4. This project does not “complete” the trail gap. It will lead users east along the shoreline to the Longhorn Dam. That dam has a narrow and dangerous sidewalk crossing – where two strollers can barely pass each other over the Dam – alongside heavy traffic flow on Pleasant Valley Road. Clearly a “Pfluger-style” pedestrian bridge needs to be built parallel to the west side of the dam. A very expensive bridge. Then there is another “gap” on the North Shore around the former Holly Power Plant. Those segments? Not addressed.

5. The cleverly packaged and named “Boardwalk” is itself a hazardous solution for the need it is trying to fill and the improved safety it is attempting to yield. True, the existing sidewalk-based trail routing along Riverside Drive has a challenging crossing at IH-35 and some close proximity to road traffic.
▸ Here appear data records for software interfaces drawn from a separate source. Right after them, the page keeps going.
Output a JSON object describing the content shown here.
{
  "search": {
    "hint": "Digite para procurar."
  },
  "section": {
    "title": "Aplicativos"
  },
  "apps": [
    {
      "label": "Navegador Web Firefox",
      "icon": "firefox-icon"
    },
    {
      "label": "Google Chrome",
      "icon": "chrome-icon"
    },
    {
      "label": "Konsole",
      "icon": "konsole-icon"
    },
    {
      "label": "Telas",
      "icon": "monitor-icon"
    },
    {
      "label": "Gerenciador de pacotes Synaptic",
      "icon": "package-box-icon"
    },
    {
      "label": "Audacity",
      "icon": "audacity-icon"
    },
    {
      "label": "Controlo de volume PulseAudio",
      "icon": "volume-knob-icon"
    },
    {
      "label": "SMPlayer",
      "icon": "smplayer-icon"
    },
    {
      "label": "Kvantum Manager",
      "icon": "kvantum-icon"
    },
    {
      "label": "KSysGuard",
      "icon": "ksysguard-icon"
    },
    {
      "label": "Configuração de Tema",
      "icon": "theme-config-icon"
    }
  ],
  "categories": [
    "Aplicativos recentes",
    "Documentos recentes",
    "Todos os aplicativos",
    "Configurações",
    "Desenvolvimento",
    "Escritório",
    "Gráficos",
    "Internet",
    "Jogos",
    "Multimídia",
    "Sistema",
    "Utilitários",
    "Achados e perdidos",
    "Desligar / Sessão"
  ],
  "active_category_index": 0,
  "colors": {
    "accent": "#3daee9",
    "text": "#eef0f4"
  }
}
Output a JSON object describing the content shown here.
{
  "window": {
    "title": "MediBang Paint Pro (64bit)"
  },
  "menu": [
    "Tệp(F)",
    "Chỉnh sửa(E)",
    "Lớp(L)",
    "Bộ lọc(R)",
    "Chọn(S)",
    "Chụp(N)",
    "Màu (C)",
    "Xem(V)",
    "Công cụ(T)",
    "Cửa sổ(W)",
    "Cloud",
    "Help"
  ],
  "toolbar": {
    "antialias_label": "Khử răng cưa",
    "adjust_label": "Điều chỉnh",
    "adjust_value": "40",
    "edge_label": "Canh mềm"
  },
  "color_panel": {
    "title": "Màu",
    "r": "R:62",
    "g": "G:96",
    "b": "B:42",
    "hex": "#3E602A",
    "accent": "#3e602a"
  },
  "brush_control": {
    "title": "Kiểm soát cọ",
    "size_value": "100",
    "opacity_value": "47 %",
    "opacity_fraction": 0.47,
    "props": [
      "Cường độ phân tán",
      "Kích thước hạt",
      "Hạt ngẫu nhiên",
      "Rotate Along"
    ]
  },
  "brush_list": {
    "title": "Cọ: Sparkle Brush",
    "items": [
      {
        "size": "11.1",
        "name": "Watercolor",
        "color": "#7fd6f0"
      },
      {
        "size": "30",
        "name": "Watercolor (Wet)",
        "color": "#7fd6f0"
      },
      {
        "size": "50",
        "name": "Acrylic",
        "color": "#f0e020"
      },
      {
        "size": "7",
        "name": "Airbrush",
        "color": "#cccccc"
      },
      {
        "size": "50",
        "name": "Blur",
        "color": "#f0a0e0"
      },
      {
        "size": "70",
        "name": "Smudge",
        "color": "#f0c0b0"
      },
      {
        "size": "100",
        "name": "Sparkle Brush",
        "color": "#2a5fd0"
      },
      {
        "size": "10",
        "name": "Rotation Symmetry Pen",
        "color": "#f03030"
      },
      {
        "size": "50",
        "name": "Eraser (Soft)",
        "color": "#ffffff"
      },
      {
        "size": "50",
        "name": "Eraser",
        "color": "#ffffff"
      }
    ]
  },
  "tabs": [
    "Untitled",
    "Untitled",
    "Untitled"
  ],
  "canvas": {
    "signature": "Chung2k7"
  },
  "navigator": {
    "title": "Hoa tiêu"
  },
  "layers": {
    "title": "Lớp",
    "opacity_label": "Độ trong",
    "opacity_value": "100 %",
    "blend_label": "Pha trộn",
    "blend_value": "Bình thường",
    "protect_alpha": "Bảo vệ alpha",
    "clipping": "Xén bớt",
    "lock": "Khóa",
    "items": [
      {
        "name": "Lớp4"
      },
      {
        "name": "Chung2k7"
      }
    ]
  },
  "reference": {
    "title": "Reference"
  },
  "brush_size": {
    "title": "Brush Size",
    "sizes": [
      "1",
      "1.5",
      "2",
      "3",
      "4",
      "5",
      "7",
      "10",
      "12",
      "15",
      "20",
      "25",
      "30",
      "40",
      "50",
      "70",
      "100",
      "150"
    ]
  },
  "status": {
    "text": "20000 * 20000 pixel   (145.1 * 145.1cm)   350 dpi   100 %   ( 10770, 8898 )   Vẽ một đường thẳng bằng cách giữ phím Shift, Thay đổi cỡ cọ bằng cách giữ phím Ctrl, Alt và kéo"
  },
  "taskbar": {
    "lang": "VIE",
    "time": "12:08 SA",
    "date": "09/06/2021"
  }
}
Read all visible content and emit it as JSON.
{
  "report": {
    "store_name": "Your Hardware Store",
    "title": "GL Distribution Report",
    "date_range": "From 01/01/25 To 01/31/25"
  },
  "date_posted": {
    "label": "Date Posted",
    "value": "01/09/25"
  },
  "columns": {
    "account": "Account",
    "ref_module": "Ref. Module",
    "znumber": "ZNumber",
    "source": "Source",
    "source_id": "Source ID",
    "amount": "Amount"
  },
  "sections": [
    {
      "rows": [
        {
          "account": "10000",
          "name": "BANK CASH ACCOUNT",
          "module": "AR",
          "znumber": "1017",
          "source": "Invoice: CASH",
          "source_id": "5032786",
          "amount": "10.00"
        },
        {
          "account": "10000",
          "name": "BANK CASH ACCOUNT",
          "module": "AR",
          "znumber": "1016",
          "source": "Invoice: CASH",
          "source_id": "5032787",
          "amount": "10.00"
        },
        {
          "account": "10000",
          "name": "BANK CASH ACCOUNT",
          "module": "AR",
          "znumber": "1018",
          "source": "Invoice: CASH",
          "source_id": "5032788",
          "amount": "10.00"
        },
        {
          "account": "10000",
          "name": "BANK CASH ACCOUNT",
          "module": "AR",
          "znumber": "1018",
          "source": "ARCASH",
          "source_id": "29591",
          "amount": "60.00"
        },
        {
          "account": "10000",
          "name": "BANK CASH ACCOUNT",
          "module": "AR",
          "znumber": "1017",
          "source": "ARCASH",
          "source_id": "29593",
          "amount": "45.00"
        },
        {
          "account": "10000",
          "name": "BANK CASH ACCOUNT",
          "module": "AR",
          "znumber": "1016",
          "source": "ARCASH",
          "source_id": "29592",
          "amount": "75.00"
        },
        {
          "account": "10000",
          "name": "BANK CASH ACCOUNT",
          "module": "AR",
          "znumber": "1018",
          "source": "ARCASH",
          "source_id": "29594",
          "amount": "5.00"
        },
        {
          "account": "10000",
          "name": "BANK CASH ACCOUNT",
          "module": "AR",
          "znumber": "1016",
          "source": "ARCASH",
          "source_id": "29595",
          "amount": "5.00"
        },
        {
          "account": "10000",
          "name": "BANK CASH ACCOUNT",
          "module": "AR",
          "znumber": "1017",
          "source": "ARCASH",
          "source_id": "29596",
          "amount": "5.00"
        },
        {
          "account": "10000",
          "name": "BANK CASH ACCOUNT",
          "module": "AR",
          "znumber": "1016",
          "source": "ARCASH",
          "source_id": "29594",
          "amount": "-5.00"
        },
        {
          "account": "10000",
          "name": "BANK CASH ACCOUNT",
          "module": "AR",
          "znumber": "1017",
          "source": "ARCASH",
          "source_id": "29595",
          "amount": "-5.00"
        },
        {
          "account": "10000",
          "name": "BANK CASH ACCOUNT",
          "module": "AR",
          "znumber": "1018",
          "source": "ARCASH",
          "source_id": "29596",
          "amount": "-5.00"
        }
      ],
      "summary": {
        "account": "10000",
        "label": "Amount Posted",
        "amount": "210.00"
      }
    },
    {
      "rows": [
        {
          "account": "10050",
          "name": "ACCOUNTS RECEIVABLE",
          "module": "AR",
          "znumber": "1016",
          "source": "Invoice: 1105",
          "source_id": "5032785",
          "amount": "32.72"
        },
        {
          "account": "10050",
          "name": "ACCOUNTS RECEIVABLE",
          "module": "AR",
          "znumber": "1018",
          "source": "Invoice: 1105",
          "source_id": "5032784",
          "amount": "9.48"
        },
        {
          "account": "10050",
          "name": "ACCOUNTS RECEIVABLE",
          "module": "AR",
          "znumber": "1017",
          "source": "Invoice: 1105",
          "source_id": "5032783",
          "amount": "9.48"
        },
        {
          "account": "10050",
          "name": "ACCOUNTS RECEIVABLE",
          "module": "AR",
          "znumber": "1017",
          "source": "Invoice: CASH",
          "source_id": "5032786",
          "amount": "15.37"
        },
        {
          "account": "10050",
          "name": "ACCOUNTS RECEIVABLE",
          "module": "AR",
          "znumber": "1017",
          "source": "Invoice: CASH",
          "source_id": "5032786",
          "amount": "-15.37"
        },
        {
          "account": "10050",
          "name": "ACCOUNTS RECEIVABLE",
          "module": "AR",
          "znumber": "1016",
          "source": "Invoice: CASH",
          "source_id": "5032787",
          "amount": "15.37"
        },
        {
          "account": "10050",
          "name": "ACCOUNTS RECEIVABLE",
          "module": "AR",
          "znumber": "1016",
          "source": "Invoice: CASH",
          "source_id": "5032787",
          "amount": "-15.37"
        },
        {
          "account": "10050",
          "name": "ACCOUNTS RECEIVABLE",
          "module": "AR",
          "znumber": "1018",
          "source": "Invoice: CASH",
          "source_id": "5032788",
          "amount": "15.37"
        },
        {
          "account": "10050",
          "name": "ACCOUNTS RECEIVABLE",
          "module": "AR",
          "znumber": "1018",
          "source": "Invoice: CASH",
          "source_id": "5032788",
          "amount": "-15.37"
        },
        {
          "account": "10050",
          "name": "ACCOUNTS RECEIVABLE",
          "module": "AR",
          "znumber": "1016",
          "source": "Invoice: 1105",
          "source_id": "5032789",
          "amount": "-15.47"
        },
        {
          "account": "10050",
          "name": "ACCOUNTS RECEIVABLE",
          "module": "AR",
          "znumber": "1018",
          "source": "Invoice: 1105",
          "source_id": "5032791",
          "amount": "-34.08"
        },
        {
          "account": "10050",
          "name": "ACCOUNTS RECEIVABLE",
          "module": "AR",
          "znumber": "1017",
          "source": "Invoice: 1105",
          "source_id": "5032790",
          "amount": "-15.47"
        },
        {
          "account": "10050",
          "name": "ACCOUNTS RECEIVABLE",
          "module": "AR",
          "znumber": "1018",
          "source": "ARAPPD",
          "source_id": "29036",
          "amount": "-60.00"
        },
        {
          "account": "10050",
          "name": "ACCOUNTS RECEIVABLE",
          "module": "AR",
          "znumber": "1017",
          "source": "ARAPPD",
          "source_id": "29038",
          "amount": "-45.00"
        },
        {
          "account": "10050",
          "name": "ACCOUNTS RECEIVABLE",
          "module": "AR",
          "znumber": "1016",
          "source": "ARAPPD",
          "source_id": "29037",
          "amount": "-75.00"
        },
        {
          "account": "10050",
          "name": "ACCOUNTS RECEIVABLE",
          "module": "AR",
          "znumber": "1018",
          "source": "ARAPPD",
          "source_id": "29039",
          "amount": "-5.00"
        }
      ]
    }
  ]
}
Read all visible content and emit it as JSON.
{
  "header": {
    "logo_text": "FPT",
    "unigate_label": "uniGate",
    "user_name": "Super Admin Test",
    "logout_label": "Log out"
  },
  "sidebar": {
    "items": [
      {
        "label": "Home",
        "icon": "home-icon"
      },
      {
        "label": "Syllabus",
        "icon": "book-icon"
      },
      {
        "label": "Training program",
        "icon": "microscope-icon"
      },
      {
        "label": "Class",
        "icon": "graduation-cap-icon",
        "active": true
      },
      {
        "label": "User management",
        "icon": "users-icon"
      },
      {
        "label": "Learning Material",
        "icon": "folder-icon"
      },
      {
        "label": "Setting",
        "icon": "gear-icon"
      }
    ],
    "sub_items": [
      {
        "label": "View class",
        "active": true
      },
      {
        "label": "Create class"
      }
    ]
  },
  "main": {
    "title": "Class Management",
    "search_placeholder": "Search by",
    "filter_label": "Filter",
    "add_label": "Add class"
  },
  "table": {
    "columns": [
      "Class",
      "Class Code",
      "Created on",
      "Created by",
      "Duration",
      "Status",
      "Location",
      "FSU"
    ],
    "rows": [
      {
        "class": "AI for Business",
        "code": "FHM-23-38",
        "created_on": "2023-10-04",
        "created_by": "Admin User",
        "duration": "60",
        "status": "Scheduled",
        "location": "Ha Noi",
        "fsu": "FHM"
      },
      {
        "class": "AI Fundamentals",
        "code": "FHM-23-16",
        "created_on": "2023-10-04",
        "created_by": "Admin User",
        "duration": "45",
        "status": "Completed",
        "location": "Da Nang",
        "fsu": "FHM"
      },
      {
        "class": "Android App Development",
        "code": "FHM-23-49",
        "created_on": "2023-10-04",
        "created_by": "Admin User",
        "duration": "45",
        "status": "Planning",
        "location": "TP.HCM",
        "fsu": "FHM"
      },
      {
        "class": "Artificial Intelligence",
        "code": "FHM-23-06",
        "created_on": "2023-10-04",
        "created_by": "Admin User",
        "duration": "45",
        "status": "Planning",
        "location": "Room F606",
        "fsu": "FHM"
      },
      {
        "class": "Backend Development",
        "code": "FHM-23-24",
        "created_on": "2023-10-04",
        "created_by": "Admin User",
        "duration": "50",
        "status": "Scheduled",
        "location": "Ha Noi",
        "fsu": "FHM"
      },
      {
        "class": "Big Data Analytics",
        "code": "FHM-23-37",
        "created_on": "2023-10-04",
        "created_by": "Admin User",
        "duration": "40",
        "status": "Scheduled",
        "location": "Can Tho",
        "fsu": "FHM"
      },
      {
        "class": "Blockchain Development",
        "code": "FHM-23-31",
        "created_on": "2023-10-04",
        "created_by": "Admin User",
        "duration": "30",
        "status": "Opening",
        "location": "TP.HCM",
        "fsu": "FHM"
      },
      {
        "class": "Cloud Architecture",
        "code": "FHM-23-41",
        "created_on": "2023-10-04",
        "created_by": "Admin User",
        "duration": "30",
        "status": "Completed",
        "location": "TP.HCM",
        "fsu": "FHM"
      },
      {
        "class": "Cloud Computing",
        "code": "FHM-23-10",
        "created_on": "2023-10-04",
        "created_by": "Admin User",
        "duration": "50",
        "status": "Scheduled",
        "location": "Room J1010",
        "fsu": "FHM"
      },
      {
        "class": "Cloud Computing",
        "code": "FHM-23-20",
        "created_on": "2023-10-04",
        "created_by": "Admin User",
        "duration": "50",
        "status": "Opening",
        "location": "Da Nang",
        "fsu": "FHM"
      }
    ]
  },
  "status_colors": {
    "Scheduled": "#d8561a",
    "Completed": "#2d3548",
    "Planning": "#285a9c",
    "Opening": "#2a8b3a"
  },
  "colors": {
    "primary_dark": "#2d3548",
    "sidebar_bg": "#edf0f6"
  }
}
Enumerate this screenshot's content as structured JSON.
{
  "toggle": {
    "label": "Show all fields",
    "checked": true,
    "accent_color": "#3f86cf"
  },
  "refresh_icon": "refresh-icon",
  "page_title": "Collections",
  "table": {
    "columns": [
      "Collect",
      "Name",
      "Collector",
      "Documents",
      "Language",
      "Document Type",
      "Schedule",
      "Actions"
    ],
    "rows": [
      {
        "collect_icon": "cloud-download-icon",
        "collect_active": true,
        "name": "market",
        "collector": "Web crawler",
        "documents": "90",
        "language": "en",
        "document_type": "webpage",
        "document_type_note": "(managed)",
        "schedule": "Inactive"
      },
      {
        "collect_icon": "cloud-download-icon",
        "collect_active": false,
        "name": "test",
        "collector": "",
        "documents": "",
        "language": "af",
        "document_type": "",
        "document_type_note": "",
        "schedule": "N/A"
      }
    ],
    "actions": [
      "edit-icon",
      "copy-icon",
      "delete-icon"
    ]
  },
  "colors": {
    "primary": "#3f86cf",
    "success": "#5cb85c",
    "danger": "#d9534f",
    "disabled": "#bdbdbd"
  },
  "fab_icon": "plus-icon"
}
Interestingly, though, no ped-bike-vehicle accidents statistics have ever been produced. Folks know they must be very careful getting through there. But the 14-foot wide Boardwalk over-design intentionally promotes high-speed, two-abreast, bicycle traffic…in two directions…out over the open river waters…in direct conflict with pedestrians, strollers, wheelchairs, dog-walkers, and others who would also be on the same pathway. There is nowhere to jump out of the way of danger. There is no easy way to reach injured parties. There is no shade out in the open water.

Some folks have been asking how this project came to be?  Good question.  Please read on…

[Read more…]